For those wishing to go off map, off-grid, and generally, very lost, you need to check out the absolutely ridiculous and gargantuan Earth Roamer XV-XD. It costs $1.5 million, its 35 feet long, and weighs about as much as an elephant. However, inside the massive overlanding truck, you get a full kitchen, full-size shower, a 10-point Bose surround sound system, and two king size beds. It will also go over any terrain you find. Lewis and Clark eat your heart out.

—J.K.

a group of people standing on top of a car© Automobile Magazine Staff

Bonus Round: What the hell were they thinking?

Look, Spawn was a great graphic novel. McFarlane is an amazing story teller and Spawn's story is compelling. That doesn't translate to the horrendously wrapped, Under Glo'd, chained, wide-bodied, Mustang with rims that over-hang the tires, and a yellow and green engine bay. It's not bad in a traditional sense of bad. But bad as in, "Why god, why? Why have you forsaken my eyes? What have I done to deserve this hell?"

—J.K.

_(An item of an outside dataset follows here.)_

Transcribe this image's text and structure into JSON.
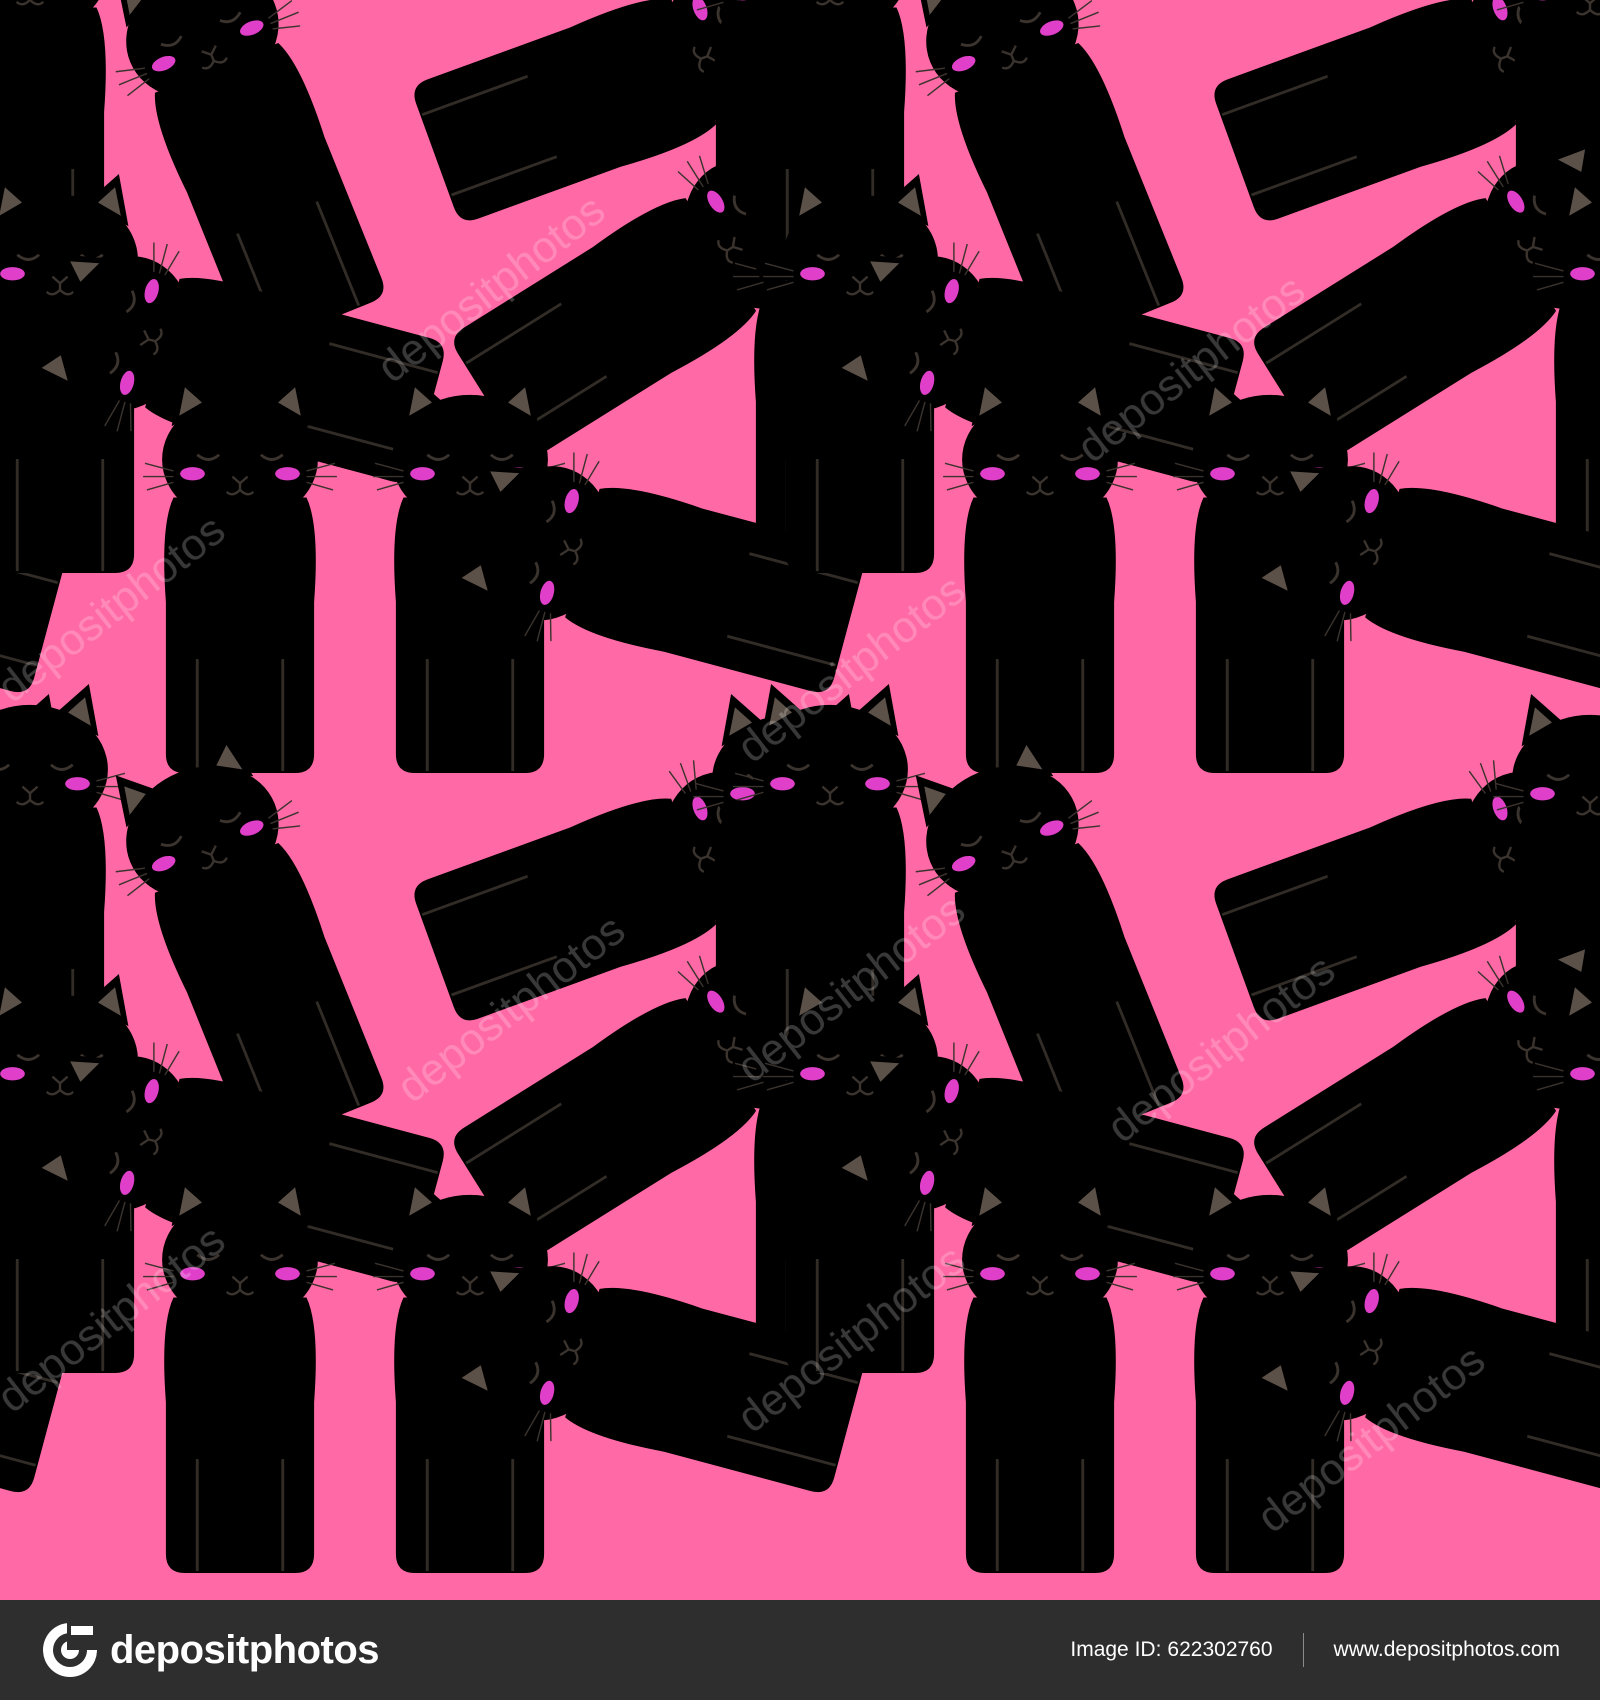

Subtlety is lost on its creators. Sometimes, this could be a good thing. But when modifications render a car undriveable, it really defeats the purpose of motorizing a vehicle in the first place. The labeling of "Spawn on the side of the car," perfectly defines that this is a being from hell and there's evil incarnate under its awful hood. If one car perfectly summarizes the goofiness and terribleness I've heard that is sometimes brought to SEMA, this is the car.

B.R.

AdChoices
AdChoices

More From Automobile

Loading...

image beaconimage beaconimage beacon